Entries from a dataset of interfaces
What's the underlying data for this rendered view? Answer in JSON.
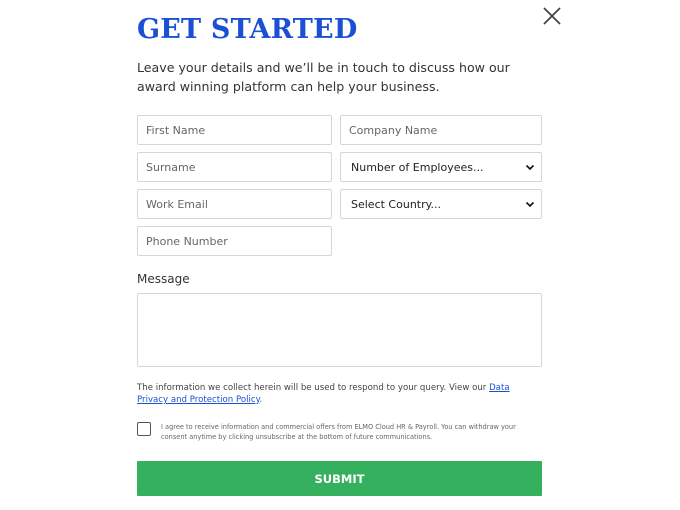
{
  "header": {
    "title": "GET STARTED",
    "intro": "Leave your details and we’ll be in touch to discuss how our award winning platform can help your business."
  },
  "icons": {
    "close": "close-icon",
    "select_arrow": "chevron-down-icon"
  },
  "form": {
    "first_name_placeholder": "First Name",
    "company_name_placeholder": "Company Name",
    "surname_placeholder": "Surname",
    "employees_select": "Number of Employees...",
    "work_email_placeholder": "Work Email",
    "country_select": "Select Country...",
    "phone_placeholder": "Phone Number",
    "message_label": "Message",
    "message_value": ""
  },
  "privacy": {
    "text": "The information we collect herein will be used to respond to your query. View our ",
    "link": "Data Privacy and Protection Policy",
    "after": "."
  },
  "consent": {
    "checked": false,
    "text": "I agree to receive information and commercial offers from ELMO Cloud HR & Payroll. You can withdraw your consent anytime by clicking unsubscribe at the bottom of future communications."
  },
  "submit_label": "SUBMIT",
  "colors": {
    "title": "#1a4fd6",
    "submit": "#35b05e",
    "link": "#1a4fd6"
  }
}
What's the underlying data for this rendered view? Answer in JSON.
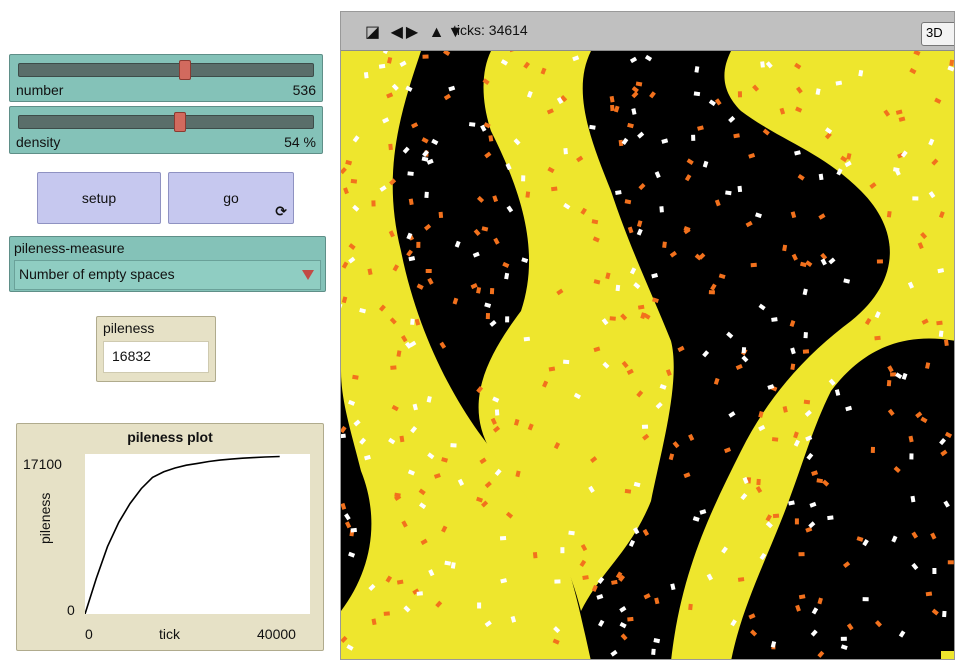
{
  "sliders": {
    "number": {
      "label": "number",
      "value": "536",
      "fraction": 0.56
    },
    "density": {
      "label": "density",
      "value": "54 %",
      "fraction": 0.54
    }
  },
  "buttons": {
    "setup": "setup",
    "go": "go",
    "go_icon": "forever-icon"
  },
  "chooser": {
    "label": "pileness-measure",
    "selected": "Number of empty spaces",
    "icon": "dropdown-arrow-icon"
  },
  "monitor": {
    "label": "pileness",
    "value": "16832"
  },
  "plot": {
    "title": "pileness plot",
    "ylabel": "pileness",
    "xlabel": "tick",
    "y_max_label": "17100",
    "y_min_label": "0",
    "x_min_label": "0",
    "x_max_label": "40000"
  },
  "chart_data": {
    "type": "line",
    "title": "pileness plot",
    "xlabel": "tick",
    "ylabel": "pileness",
    "xlim": [
      0,
      40000
    ],
    "ylim": [
      0,
      17100
    ],
    "series": [
      {
        "x": [
          0,
          2000,
          4000,
          6000,
          8000,
          10000,
          12000,
          14000,
          16000,
          18000,
          20000,
          22000,
          24000,
          26000,
          28000,
          30000,
          32000,
          34614
        ],
        "y": [
          0,
          3800,
          7200,
          9800,
          11800,
          13400,
          14600,
          15200,
          15600,
          15900,
          16100,
          16300,
          16450,
          16550,
          16650,
          16720,
          16780,
          16832
        ]
      }
    ]
  },
  "view": {
    "ticks_label": "ticks: 34614",
    "button_3d": "3D",
    "toolbar_icons": "◪ ◀▶ ▲▼",
    "colors": {
      "yellow": "#eee62d",
      "black": "#000000",
      "orange": "#f2711d",
      "white": "#ffffff"
    }
  }
}
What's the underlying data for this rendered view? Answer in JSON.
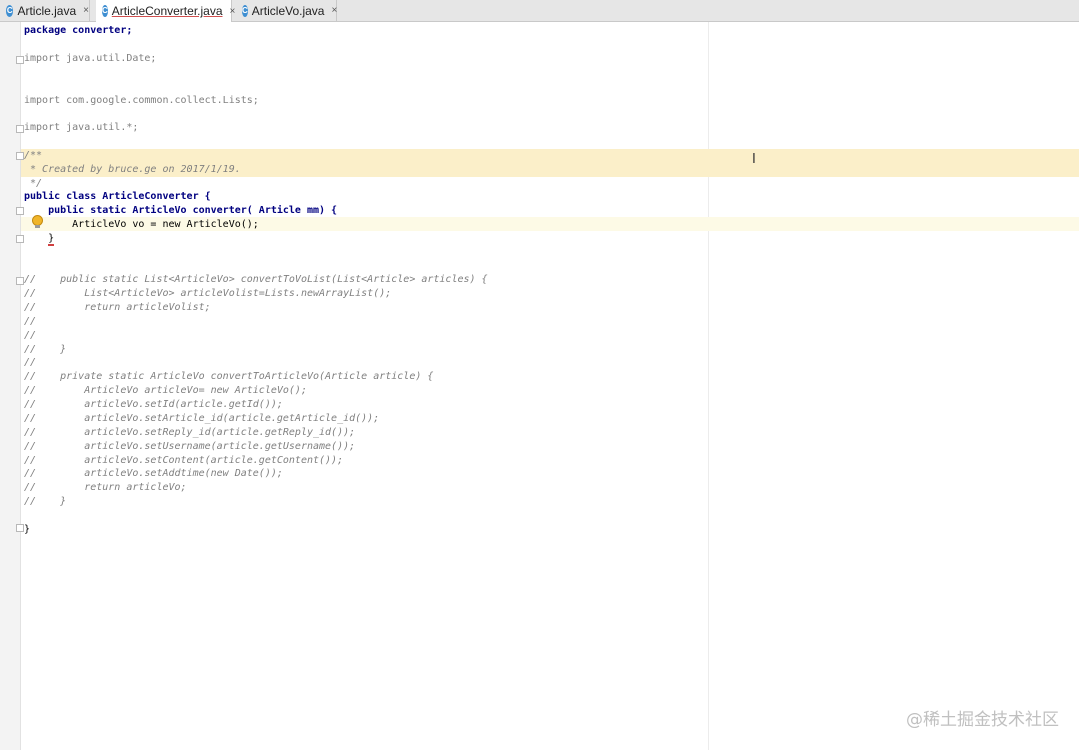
{
  "tabs": [
    {
      "icon": "class-icon",
      "label": "Article.java",
      "close": "×"
    },
    {
      "icon": "class-icon",
      "label": "ArticleConverter.java",
      "close": "×"
    },
    {
      "icon": "class-icon",
      "label": "ArticleVo.java",
      "close": "×"
    }
  ],
  "tab_icon_letter": "C",
  "code": {
    "l1": "package converter;",
    "l2": "import java.util.Date;",
    "l3": "import com.google.common.collect.Lists;",
    "l4": "import java.util.*;",
    "c1": "/**",
    "c2": " * Created by bruce.ge on 2017/1/19.",
    "c3": " */",
    "l5": "public class ArticleConverter {",
    "l6": "    public static ArticleVo converter( Article mm) {",
    "l7": "        ArticleVo vo = new ArticleVo();",
    "l8": "    }",
    "d1": "//    public static List<ArticleVo> convertToVoList(List<Article> articles) {",
    "d2": "//        List<ArticleVo> articleVolist=Lists.newArrayList();",
    "d3": "//        return articleVolist;",
    "d4": "//",
    "d5": "//",
    "d6": "//    }",
    "d7": "//",
    "d8": "//    private static ArticleVo convertToArticleVo(Article article) {",
    "d9": "//        ArticleVo articleVo= new ArticleVo();",
    "d10": "//        articleVo.setId(article.getId());",
    "d11": "//        articleVo.setArticle_id(article.getArticle_id());",
    "d12": "//        articleVo.setReply_id(article.getReply_id());",
    "d13": "//        articleVo.setUsername(article.getUsername());",
    "d14": "//        articleVo.setContent(article.getContent());",
    "d15": "//        articleVo.setAddtime(new Date());",
    "d16": "//        return articleVo;",
    "d17": "//    }",
    "l9": "}"
  },
  "watermark": "@稀土掘金技术社区",
  "colors": {
    "keyword": "#000080",
    "comment": "#808080",
    "doc_highlight": "#fbefc9",
    "tab_active": "#ffffff"
  }
}
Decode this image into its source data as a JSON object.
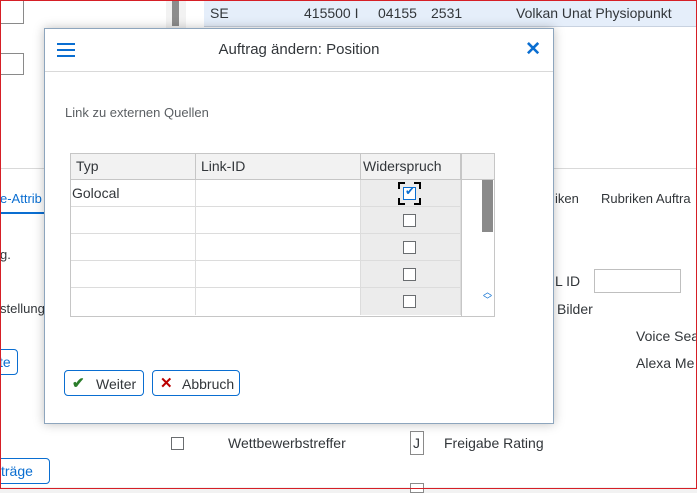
{
  "background": {
    "top_row": {
      "country": "SE",
      "number": "415500 I",
      "code": "04155",
      "nr": "2531",
      "name": "Volkan Unat Physiopunkt"
    },
    "tabs": {
      "left_tab": "e-Attrib",
      "rubriken": "iken",
      "rubriken_auftrag": "Rubriken Auftra"
    },
    "texts": {
      "g": "g.",
      "stellung": "stellung",
      "id_label": "L ID",
      "bilder": "Bilder",
      "voice": "Voice Sea",
      "alexa": "Alexa Me",
      "wettbewerb": "Wettbewerbstreffer",
      "freigabe": "Freigabe Rating",
      "j_value": "J"
    },
    "buttons": {
      "te": "te",
      "trage": "träge"
    }
  },
  "dialog": {
    "title": "Auftrag ändern: Position",
    "section_label": "Link zu externen Quellen",
    "table": {
      "columns": [
        "Typ",
        "Link-ID",
        "Widerspruch"
      ],
      "rows": [
        {
          "typ": "Golocal",
          "link_id": "",
          "widerspruch": true
        },
        {
          "typ": "",
          "link_id": "",
          "widerspruch": false
        },
        {
          "typ": "",
          "link_id": "",
          "widerspruch": false
        },
        {
          "typ": "",
          "link_id": "",
          "widerspruch": false
        },
        {
          "typ": "",
          "link_id": "",
          "widerspruch": false
        }
      ]
    },
    "buttons": {
      "ok_label": "Weiter",
      "ok_icon": "checkmark-icon",
      "cancel_label": "Abbruch",
      "cancel_icon": "cross-icon"
    }
  },
  "colors": {
    "accent": "#0a6ed1",
    "ok": "#2b7d2b",
    "cancel": "#bb0000",
    "frame": "#d61f26"
  }
}
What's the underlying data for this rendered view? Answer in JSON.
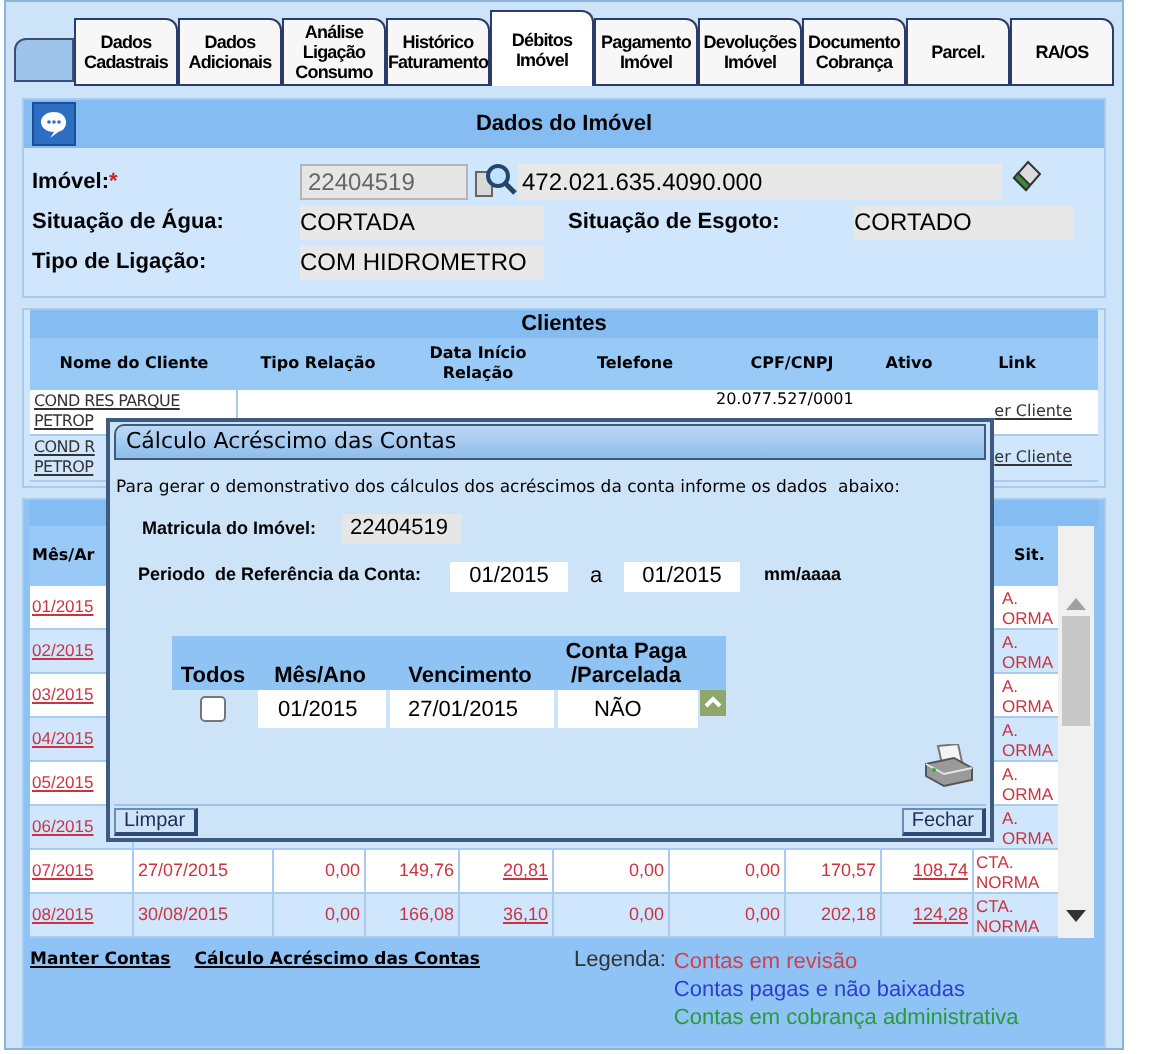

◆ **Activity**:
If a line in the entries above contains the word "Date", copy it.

◆ **Written answer**:
    "l2": "import java.util.Date;",
    "d15": "//        articleVo.setAddtime(new Date());",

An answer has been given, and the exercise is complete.